Interestingly, it turned out to be a primer for the Beyond Broadcast 2007 Conference that took place on February 24.

As such, it was both a discussion of the topic and a rough overview of how the topic would be discussed during the conference.

  • What was most striking to me was that the presentation was more a series of questions than anything else:
    • What does it mean to turn public broadcasting into something more interactive?
    • How is the changing media reshaping the way we participate in democracy?
    • How can we engage as citizens in a new way?
  • And, most importantly:
    • Does an increasingly participatory pop culture mean that people are now better prepared with the tools of citizenship, such that our democracy will grow increasingly participatory?

The talk was very interesting and exciting, with numerous examples of people on YouTube and Facebook getting more involved in the community, and then having political things to say as well. By being involved in the community already, they had the tools available to get heard on the political issues.

But, I came away from the talk with two major concerns:
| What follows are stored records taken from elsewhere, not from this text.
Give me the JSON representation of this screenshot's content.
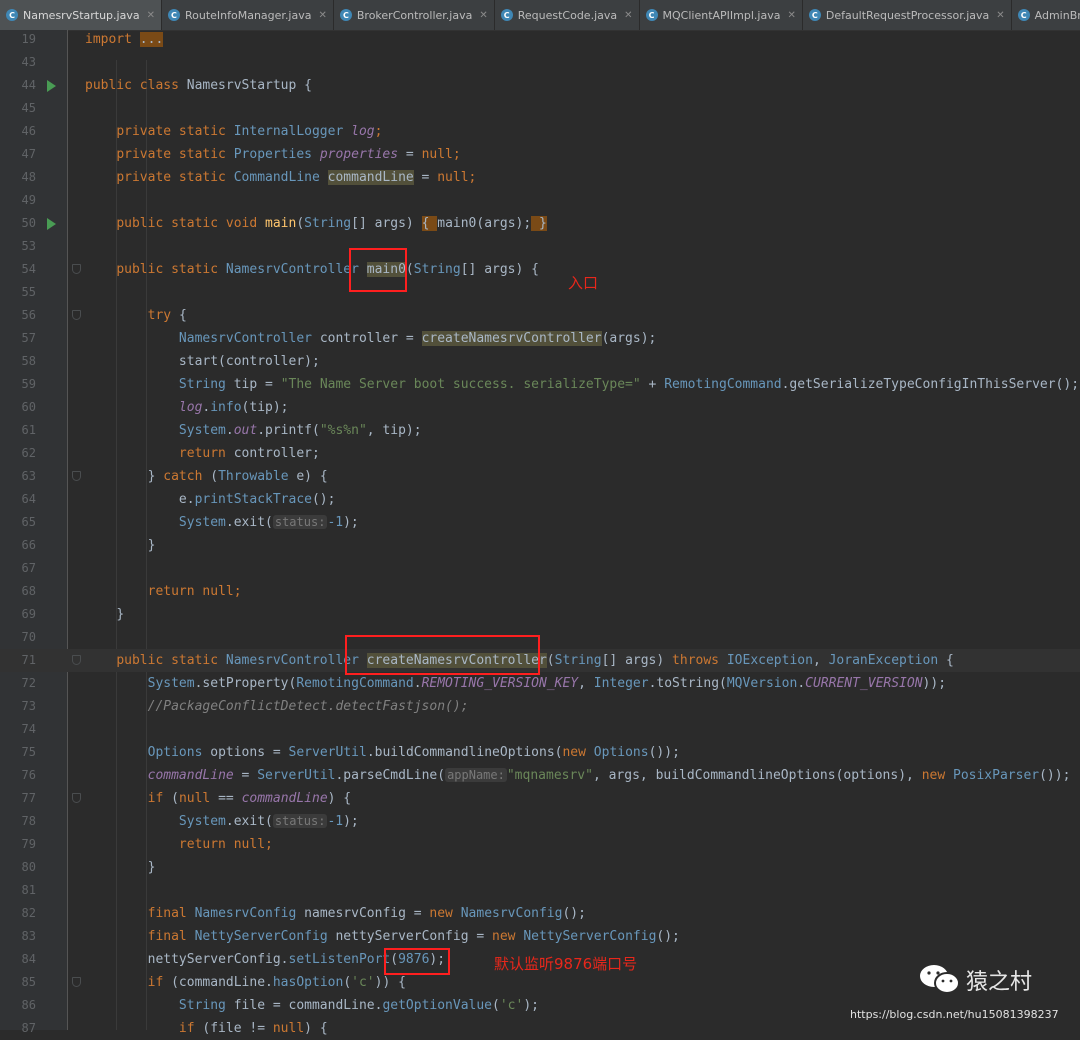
{
  "tabs": [
    {
      "label": "NamesrvStartup.java",
      "active": true
    },
    {
      "label": "RouteInfoManager.java",
      "active": false
    },
    {
      "label": "BrokerController.java",
      "active": false
    },
    {
      "label": "RequestCode.java",
      "active": false
    },
    {
      "label": "MQClientAPIImpl.java",
      "active": false
    },
    {
      "label": "DefaultRequestProcessor.java",
      "active": false
    },
    {
      "label": "AdminBrokerProcessor.java",
      "active": false
    }
  ],
  "lines": [
    {
      "n": "19",
      "indent": "",
      "tokens": [
        [
          "k",
          "import "
        ],
        [
          "fb",
          "..."
        ]
      ]
    },
    {
      "n": "43",
      "indent": "",
      "tokens": []
    },
    {
      "n": "44",
      "run": true,
      "indent": "",
      "tokens": [
        [
          "k",
          "public class "
        ],
        [
          "i",
          "NamesrvStartup {"
        ]
      ]
    },
    {
      "n": "45",
      "indent": "",
      "tokens": []
    },
    {
      "n": "46",
      "indent": "    ",
      "tokens": [
        [
          "k",
          "private static "
        ],
        [
          "t",
          "InternalLogger "
        ],
        [
          "f",
          "log"
        ],
        [
          "k",
          ";"
        ]
      ]
    },
    {
      "n": "47",
      "indent": "    ",
      "tokens": [
        [
          "k",
          "private static "
        ],
        [
          "t",
          "Properties "
        ],
        [
          "f",
          "properties"
        ],
        [
          "i",
          " = "
        ],
        [
          "k",
          "null;"
        ]
      ]
    },
    {
      "n": "48",
      "indent": "    ",
      "tokens": [
        [
          "k",
          "private static "
        ],
        [
          "t",
          "CommandLine "
        ],
        [
          "hl",
          "commandLine"
        ],
        [
          "i",
          " = "
        ],
        [
          "k",
          "null;"
        ]
      ]
    },
    {
      "n": "49",
      "indent": "",
      "tokens": []
    },
    {
      "n": "50",
      "run": true,
      "indent": "    ",
      "tokens": [
        [
          "k",
          "public static void "
        ],
        [
          "m",
          "main"
        ],
        [
          "i",
          "("
        ],
        [
          "t",
          "String"
        ],
        [
          "i",
          "[] args) "
        ],
        [
          "fb",
          "{ "
        ],
        [
          "i",
          "main0(args);"
        ],
        [
          "fb",
          " }"
        ]
      ]
    },
    {
      "n": "53",
      "indent": "",
      "tokens": []
    },
    {
      "n": "54",
      "fold": true,
      "indent": "    ",
      "tokens": [
        [
          "k",
          "public static "
        ],
        [
          "t",
          "NamesrvController "
        ],
        [
          "hl",
          "main0"
        ],
        [
          "i",
          "("
        ],
        [
          "t",
          "String"
        ],
        [
          "i",
          "[] args) {"
        ]
      ]
    },
    {
      "n": "55",
      "indent": "",
      "tokens": []
    },
    {
      "n": "56",
      "fold": true,
      "indent": "        ",
      "tokens": [
        [
          "k",
          "try "
        ],
        [
          "i",
          "{"
        ]
      ]
    },
    {
      "n": "57",
      "indent": "            ",
      "tokens": [
        [
          "t",
          "NamesrvController "
        ],
        [
          "i",
          "controller = "
        ],
        [
          "hl",
          "createNamesrvController"
        ],
        [
          "i",
          "(args);"
        ]
      ]
    },
    {
      "n": "58",
      "indent": "            ",
      "tokens": [
        [
          "i",
          "start(controller);"
        ]
      ]
    },
    {
      "n": "59",
      "indent": "            ",
      "tokens": [
        [
          "t",
          "String "
        ],
        [
          "i",
          "tip = "
        ],
        [
          "s",
          "\"The Name Server boot success. serializeType=\""
        ],
        [
          "i",
          " + "
        ],
        [
          "t",
          "RemotingCommand"
        ],
        [
          "i",
          ".getSerializeTypeConfigInThisServer();"
        ]
      ]
    },
    {
      "n": "60",
      "indent": "            ",
      "tokens": [
        [
          "f",
          "log"
        ],
        [
          "i",
          "."
        ],
        [
          "t",
          "info"
        ],
        [
          "i",
          "(tip);"
        ]
      ]
    },
    {
      "n": "61",
      "indent": "            ",
      "tokens": [
        [
          "t",
          "System"
        ],
        [
          "i",
          "."
        ],
        [
          "f",
          "out"
        ],
        [
          "i",
          ".printf("
        ],
        [
          "s",
          "\"%s%n\""
        ],
        [
          "i",
          ", tip);"
        ]
      ]
    },
    {
      "n": "62",
      "indent": "            ",
      "tokens": [
        [
          "k",
          "return "
        ],
        [
          "i",
          "controller;"
        ]
      ]
    },
    {
      "n": "63",
      "fold": true,
      "indent": "        ",
      "tokens": [
        [
          "i",
          "} "
        ],
        [
          "k",
          "catch "
        ],
        [
          "i",
          "("
        ],
        [
          "t",
          "Throwable "
        ],
        [
          "i",
          "e) {"
        ]
      ]
    },
    {
      "n": "64",
      "indent": "            ",
      "tokens": [
        [
          "i",
          "e."
        ],
        [
          "t",
          "printStackTrace"
        ],
        [
          "i",
          "();"
        ]
      ]
    },
    {
      "n": "65",
      "indent": "            ",
      "tokens": [
        [
          "t",
          "System"
        ],
        [
          "i",
          ".exit("
        ],
        [
          "hint",
          "status:"
        ],
        [
          "t",
          "-1"
        ],
        [
          "i",
          ");"
        ]
      ]
    },
    {
      "n": "66",
      "indent": "        ",
      "tokens": [
        [
          "i",
          "}"
        ]
      ]
    },
    {
      "n": "67",
      "indent": "",
      "tokens": []
    },
    {
      "n": "68",
      "indent": "        ",
      "tokens": [
        [
          "k",
          "return null;"
        ]
      ]
    },
    {
      "n": "69",
      "indent": "    ",
      "tokens": [
        [
          "i",
          "}"
        ]
      ]
    },
    {
      "n": "70",
      "indent": "",
      "tokens": []
    },
    {
      "n": "71",
      "fold": true,
      "cur": true,
      "indent": "    ",
      "tokens": [
        [
          "k",
          "public static "
        ],
        [
          "t",
          "NamesrvController "
        ],
        [
          "hl",
          "createNamesrvController"
        ],
        [
          "i",
          "("
        ],
        [
          "t",
          "String"
        ],
        [
          "i",
          "[] args) "
        ],
        [
          "k",
          "throws "
        ],
        [
          "t",
          "IOException"
        ],
        [
          "i",
          ", "
        ],
        [
          "t",
          "JoranException"
        ],
        [
          "i",
          " {"
        ]
      ]
    },
    {
      "n": "72",
      "indent": "        ",
      "tokens": [
        [
          "t",
          "System"
        ],
        [
          "i",
          ".setProperty("
        ],
        [
          "t",
          "RemotingCommand"
        ],
        [
          "i",
          "."
        ],
        [
          "f",
          "REMOTING_VERSION_KEY"
        ],
        [
          "i",
          ", "
        ],
        [
          "t",
          "Integer"
        ],
        [
          "i",
          ".toString("
        ],
        [
          "t",
          "MQVersion"
        ],
        [
          "i",
          "."
        ],
        [
          "f",
          "CURRENT_VERSION"
        ],
        [
          "i",
          "));"
        ]
      ]
    },
    {
      "n": "73",
      "indent": "        ",
      "tokens": [
        [
          "c",
          "//PackageConflictDetect.detectFastjson();"
        ]
      ]
    },
    {
      "n": "74",
      "indent": "",
      "tokens": []
    },
    {
      "n": "75",
      "indent": "        ",
      "tokens": [
        [
          "t",
          "Options "
        ],
        [
          "i",
          "options = "
        ],
        [
          "t",
          "ServerUtil"
        ],
        [
          "i",
          ".buildCommandlineOptions("
        ],
        [
          "k",
          "new "
        ],
        [
          "t",
          "Options"
        ],
        [
          "i",
          "());"
        ]
      ]
    },
    {
      "n": "76",
      "indent": "        ",
      "tokens": [
        [
          "f",
          "commandLine"
        ],
        [
          "i",
          " = "
        ],
        [
          "t",
          "ServerUtil"
        ],
        [
          "i",
          ".parseCmdLine("
        ],
        [
          "hint",
          "appName:"
        ],
        [
          "s",
          "\"mqnamesrv\""
        ],
        [
          "i",
          ", args, buildCommandlineOptions(options), "
        ],
        [
          "k",
          "new "
        ],
        [
          "t",
          "PosixParser"
        ],
        [
          "i",
          "());"
        ]
      ]
    },
    {
      "n": "77",
      "fold": true,
      "indent": "        ",
      "tokens": [
        [
          "k",
          "if "
        ],
        [
          "i",
          "("
        ],
        [
          "k",
          "null"
        ],
        [
          "i",
          " == "
        ],
        [
          "f",
          "commandLine"
        ],
        [
          "i",
          ") {"
        ]
      ]
    },
    {
      "n": "78",
      "indent": "            ",
      "tokens": [
        [
          "t",
          "System"
        ],
        [
          "i",
          ".exit("
        ],
        [
          "hint",
          "status:"
        ],
        [
          "t",
          "-1"
        ],
        [
          "i",
          ");"
        ]
      ]
    },
    {
      "n": "79",
      "indent": "            ",
      "tokens": [
        [
          "k",
          "return null;"
        ]
      ]
    },
    {
      "n": "80",
      "indent": "        ",
      "tokens": [
        [
          "i",
          "}"
        ]
      ]
    },
    {
      "n": "81",
      "indent": "",
      "tokens": []
    },
    {
      "n": "82",
      "indent": "        ",
      "tokens": [
        [
          "k",
          "final "
        ],
        [
          "t",
          "NamesrvConfig "
        ],
        [
          "i",
          "namesrvConfig = "
        ],
        [
          "k",
          "new "
        ],
        [
          "t",
          "NamesrvConfig"
        ],
        [
          "i",
          "();"
        ]
      ]
    },
    {
      "n": "83",
      "indent": "        ",
      "tokens": [
        [
          "k",
          "final "
        ],
        [
          "t",
          "NettyServerConfig "
        ],
        [
          "i",
          "nettyServerConfig = "
        ],
        [
          "k",
          "new "
        ],
        [
          "t",
          "NettyServerConfig"
        ],
        [
          "i",
          "();"
        ]
      ]
    },
    {
      "n": "84",
      "indent": "        ",
      "tokens": [
        [
          "i",
          "nettyServerConfig."
        ],
        [
          "t",
          "setListenPort"
        ],
        [
          "i",
          "("
        ],
        [
          "t",
          "9876"
        ],
        [
          "i",
          ");"
        ]
      ]
    },
    {
      "n": "85",
      "fold": true,
      "indent": "        ",
      "tokens": [
        [
          "k",
          "if "
        ],
        [
          "i",
          "(commandLine."
        ],
        [
          "t",
          "hasOption"
        ],
        [
          "i",
          "("
        ],
        [
          "s",
          "'c'"
        ],
        [
          "i",
          ")) {"
        ]
      ]
    },
    {
      "n": "86",
      "indent": "            ",
      "tokens": [
        [
          "t",
          "String "
        ],
        [
          "i",
          "file = commandLine."
        ],
        [
          "t",
          "getOptionValue"
        ],
        [
          "i",
          "("
        ],
        [
          "s",
          "'c'"
        ],
        [
          "i",
          ");"
        ]
      ]
    },
    {
      "n": "87",
      "indent": "            ",
      "tokens": [
        [
          "k",
          "if "
        ],
        [
          "i",
          "(file != "
        ],
        [
          "k",
          "null"
        ],
        [
          "i",
          ") {"
        ]
      ]
    }
  ],
  "annotations": {
    "entry_label": "入口",
    "port_label": "默认监听9876端口号"
  },
  "watermark": {
    "name": "猿之村",
    "url": "https://blog.csdn.net/hu15081398237"
  }
}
  • 1) The basic requirement for citizen participation used to be, simply, literacy. But, as we create more online tools by which people can be involved in the community, or in a participatory democracy, we lay a higher baseline of what skills are required to be a citizen. As more and more culture, both pop and political, is moving online into YouTube, Facebook, and blogs, the people who are not technologically comfortable with those environments are being sidelined. This seems to imply that older people and poorer people will have less access to the national community than younger people with enough money and tech savvy to engage with different internet formats. This is especially a concern as even traditional media outlets begin to consolidate and rely on newer types of media. It seems like, by creating more ways in which some groups can engage as citizens, we have forced other groups to become lesser citizens.
  • 2) Schultze began by saying that this year's Conference was similar to last year's, but would build on it. Then the discussion progressed, with examples and stories and questions. At the end of the discussion, John Palfrey spoke up to say that the participants in the conference should be sure to look at previous discussions, so that they can find a way to move the dialogue forward. This was interesting to me, because this is such an interesting topic that it is easy to get engaged in it and excited about it and discuss what it's doing and what can be done. It's fun to look at particular YouTube videos and say how they are examples of people who were involved in pop culture getting involved in politics. But, it takes an extra step to do the background reading and to see what's been said before and to really make sure you are adding to the pot of ideas about this topic. I like thinking about this both because this field, though new and exciting, does require that extra step, and also because it seems to be an allegory for the new online media itself. it is easy for people to get excited about topics and post about them. But it is more difficult for those people to do their homework and make sure that what they post is an informed opinion. This is a major challenge that Web 2.0 will confront.